Licensing Europe – Will it be a red carpet for global online operators...?

....or will it help European creators reach their audience?

Following the European Commission’s orientation debate on copyright on 5th December 2012 and its conclusions on the way forward to modernising copyright in the digital economy (see last post Creators make themselves heard), the Commission published a communication on Content in the Digital Single Market on 18th December.  The communication detail its “Licensing Europe” initiative, a stakeholder dialogue whose assigned objective is to deliver, by the end of 2013, practical industry-led solutions.

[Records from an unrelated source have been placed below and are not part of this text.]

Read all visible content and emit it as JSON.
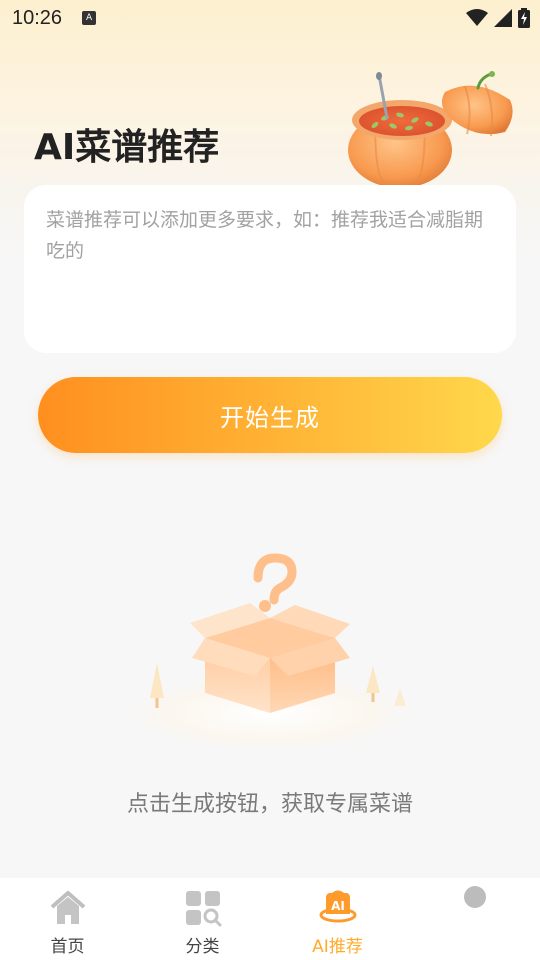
{
  "status_bar": {
    "time": "10:26",
    "notification_icon": "a-icon",
    "icons": [
      "wifi-icon",
      "signal-icon",
      "battery-charging-icon"
    ]
  },
  "page": {
    "title": "AI菜谱推荐",
    "hero_image": "pumpkin-soup-illustration"
  },
  "input": {
    "placeholder": "菜谱推荐可以添加更多要求，如：推荐我适合减脂期吃的",
    "value": ""
  },
  "start_button": {
    "label": "开始生成"
  },
  "empty_state": {
    "illustration": "open-box-question-illustration",
    "text": "点击生成按钮，获取专属菜谱"
  },
  "tabbar": {
    "items": [
      {
        "label": "首页",
        "icon": "home-icon",
        "active": false
      },
      {
        "label": "分类",
        "icon": "category-search-icon",
        "active": false
      },
      {
        "label": "AI推荐",
        "icon": "ai-chef-icon",
        "active": true
      },
      {
        "label": "",
        "icon": "face-icon",
        "active": false
      }
    ]
  },
  "colors": {
    "accent": "#ffac2a",
    "button_gradient_start": "#ff8f1f",
    "button_gradient_end": "#ffd84b",
    "title": "#222222",
    "muted_text": "#7a7a7a"
  }
}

This will be in parallel to an on-going review of the EU copyright framework based on legal and economic studies. Invitations were sent to the copyright sector at large just before Christmas with a request to nominate hands-on representatives to participate in different working groups. The process is jointly led by Commissioners Barnier (DG MARKT), Kroes (DG CNECT) and Vassiliou (DG EAC) who should be present at the launch event on 4th February. Four working groups have been established: 1) Cross-border access and the portability of services, 2) User-generated content and licensing for small-scale users of protected material, 3) Audiovisual sector and cultural heritage institutions and 4) Text and data mining for scientific research purposes. Except the third group which focuses on the heritage aspects of the audiovisual sector, working groups are not sector-specific and should address all creative and cultural sectors if relevant. SAA has chosen to contribute to the first three groups in order to ensure the representation of audiovisual authors’ interests and propose collective rights management based solutions. However, I can’t help feeling some disappointment. Despite several announcements, the 2011 Green Paper on the online distribution of audiovisual works in the EU and the very good resolution of the European Parliament on the same issue last September, it seems there will no longer be any specific follow-up addressing the European audiovisual sector and its digital single market challenges. How will the specific challenges of a)a fragmented European market based on the diversity of languages, b) essentially national sources of financing, c) the multitude of small segmented operators and d) the absence of Europe-wide businesses be addressed in these multi-sector working groups? And what about audiovisual authors’ remuneration for the online exploitation of their works? In which working group shall authors expect progress on this issue? Or does the right to remuneration called for by SAA fall into the scope of the legal drafting work being completed in parallel?

I am looking forward to participating in this process and getting answers to these questions. On the positive side, it’s good to see that the three Commissioners and their DGs are now collaborating on this process. Let’s hope that they will jointly act in the best interest of European stakeholders, and in particular of creators, and will not just aim at facilitating the operations of global online businesses in Europe. CD